I really like The Map of Tiny Perfect Things, because it has an interesting story line that makes you think differently about life. It teaches viewers a very important life lesson, as well as making you feel something while you’re watching. It’s simple but complex, and overall just a really cute and enjoyable movie. Plus, it’s a good length, not too long or short.

The storyline follows two characters, Mark (Kyle Allen) and Margaret (Kathryn Newton), who are basically trapped in time. The same day repeats over and over again, and they can’t ever die due to the fact that time has stopped. When Mark and Margaret finally meet each other, they go around the town looking for the “Tiny Perfect things,” hoping this will un-trap them from this time dimension. Throughout their time together, they discover new things about each other, and how special the little things in life really are.

I really enjoyed the film’s storylines of the two main characters. They have their own opinions on life. Also, the casting for this is terrific. Kyle Allen and Kathryn Newton are both believable as their characters and own their roles. Kathryn’s execution of Margaret is impeccable. She really makes the character stand out, and doesn’t hold back. We see all the different sides of the character. Margaret makes us look at things from a different perspective. Kyle also has great execution of Mark. You can really feel all of his frustration and anger. It’s almost as if we are there with him. They definitely locked me in while I was watching, and my thoughts never wandered. I also enjoyed the special effects, which are perfect for the film. Throughout the movie there are little things that they incorporate that really add to the dimension of the film. For instance, there are multiple scenes where they show us examples of tiny perfect things. This not only contributes to the lesson of the film, but also makes you realize the value of life, and how most of us are just going through the motions.
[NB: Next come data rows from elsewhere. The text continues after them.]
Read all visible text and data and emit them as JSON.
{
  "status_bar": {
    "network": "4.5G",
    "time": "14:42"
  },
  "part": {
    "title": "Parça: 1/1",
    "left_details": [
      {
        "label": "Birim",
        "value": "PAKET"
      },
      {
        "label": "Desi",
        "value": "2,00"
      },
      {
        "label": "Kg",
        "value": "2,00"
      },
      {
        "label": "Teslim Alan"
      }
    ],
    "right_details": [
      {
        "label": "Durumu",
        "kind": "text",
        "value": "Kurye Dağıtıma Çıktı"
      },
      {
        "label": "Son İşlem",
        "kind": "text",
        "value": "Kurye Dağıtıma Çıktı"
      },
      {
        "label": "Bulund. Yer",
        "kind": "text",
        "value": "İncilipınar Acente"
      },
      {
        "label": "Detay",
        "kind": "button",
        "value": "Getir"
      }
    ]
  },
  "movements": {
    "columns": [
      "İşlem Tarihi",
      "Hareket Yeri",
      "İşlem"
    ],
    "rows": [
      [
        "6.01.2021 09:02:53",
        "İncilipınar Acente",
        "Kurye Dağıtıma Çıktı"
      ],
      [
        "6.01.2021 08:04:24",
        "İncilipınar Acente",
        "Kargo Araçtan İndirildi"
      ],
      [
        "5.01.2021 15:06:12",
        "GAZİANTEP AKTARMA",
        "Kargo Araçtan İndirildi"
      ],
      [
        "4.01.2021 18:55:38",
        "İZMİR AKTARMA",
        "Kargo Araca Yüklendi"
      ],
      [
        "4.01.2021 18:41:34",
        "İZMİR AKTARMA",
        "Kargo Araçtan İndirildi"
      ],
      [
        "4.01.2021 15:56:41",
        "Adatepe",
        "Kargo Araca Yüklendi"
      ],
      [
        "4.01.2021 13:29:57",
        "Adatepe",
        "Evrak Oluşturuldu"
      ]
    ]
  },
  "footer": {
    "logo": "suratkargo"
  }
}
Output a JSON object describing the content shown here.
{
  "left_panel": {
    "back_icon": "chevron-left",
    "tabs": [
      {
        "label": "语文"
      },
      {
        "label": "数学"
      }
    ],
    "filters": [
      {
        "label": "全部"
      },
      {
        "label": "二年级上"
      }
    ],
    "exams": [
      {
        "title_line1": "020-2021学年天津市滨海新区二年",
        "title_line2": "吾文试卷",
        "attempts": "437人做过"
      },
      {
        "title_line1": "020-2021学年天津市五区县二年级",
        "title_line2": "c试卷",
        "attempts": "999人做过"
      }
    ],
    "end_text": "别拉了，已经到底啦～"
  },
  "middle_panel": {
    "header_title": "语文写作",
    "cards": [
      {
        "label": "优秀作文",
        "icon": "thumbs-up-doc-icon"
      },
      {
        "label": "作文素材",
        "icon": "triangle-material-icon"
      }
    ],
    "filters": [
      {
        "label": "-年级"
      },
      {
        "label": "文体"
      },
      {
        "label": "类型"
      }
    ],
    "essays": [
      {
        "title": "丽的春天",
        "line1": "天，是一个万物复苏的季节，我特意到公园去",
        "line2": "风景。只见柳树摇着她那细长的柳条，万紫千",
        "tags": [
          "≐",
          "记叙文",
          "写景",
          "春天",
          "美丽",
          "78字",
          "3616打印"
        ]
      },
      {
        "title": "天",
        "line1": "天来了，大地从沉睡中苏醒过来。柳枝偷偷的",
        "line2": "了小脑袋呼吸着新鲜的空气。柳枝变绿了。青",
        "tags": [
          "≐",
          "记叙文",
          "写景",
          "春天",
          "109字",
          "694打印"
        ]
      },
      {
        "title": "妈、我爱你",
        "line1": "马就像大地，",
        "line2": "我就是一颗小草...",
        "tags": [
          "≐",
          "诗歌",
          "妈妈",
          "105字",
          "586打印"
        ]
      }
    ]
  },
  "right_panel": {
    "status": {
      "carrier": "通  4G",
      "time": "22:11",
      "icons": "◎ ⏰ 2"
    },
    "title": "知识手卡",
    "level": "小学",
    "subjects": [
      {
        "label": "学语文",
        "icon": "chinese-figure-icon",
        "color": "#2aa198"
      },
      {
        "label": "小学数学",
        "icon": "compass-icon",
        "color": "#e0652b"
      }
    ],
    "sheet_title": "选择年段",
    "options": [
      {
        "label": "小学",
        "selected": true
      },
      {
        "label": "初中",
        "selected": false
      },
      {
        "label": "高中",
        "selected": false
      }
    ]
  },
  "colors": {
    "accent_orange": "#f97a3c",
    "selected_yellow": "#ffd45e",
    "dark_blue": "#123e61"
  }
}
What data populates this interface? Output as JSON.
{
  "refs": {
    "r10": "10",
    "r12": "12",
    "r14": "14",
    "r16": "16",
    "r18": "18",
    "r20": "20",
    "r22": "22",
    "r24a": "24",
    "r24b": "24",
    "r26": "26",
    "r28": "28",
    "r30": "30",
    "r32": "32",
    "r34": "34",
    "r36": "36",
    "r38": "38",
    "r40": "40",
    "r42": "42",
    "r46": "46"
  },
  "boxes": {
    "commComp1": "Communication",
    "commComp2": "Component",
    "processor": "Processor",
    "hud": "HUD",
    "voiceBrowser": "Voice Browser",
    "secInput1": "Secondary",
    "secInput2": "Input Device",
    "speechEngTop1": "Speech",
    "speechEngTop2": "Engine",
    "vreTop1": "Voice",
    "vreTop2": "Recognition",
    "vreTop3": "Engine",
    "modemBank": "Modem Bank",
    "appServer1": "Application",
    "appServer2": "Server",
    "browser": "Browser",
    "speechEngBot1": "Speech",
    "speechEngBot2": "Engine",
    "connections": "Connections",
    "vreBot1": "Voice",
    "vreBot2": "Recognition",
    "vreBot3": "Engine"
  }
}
It reminds us how special life really is.

The message of this film is to never take life for granted, and be grateful for the little things in life. You never know when you can encounter a drastic change, so always live life to the fullest while you can. Be aware that this film does have some profanity. However it’s pretty mild.

I give The Map of Tiny Perfect Things 4 out of 5 stars and recommend it for ages 12 to 21, as well as adults. You can watch The Map of Tiny Perfect Things Worldwide starting on February 12, 2021 on Amazon Prime.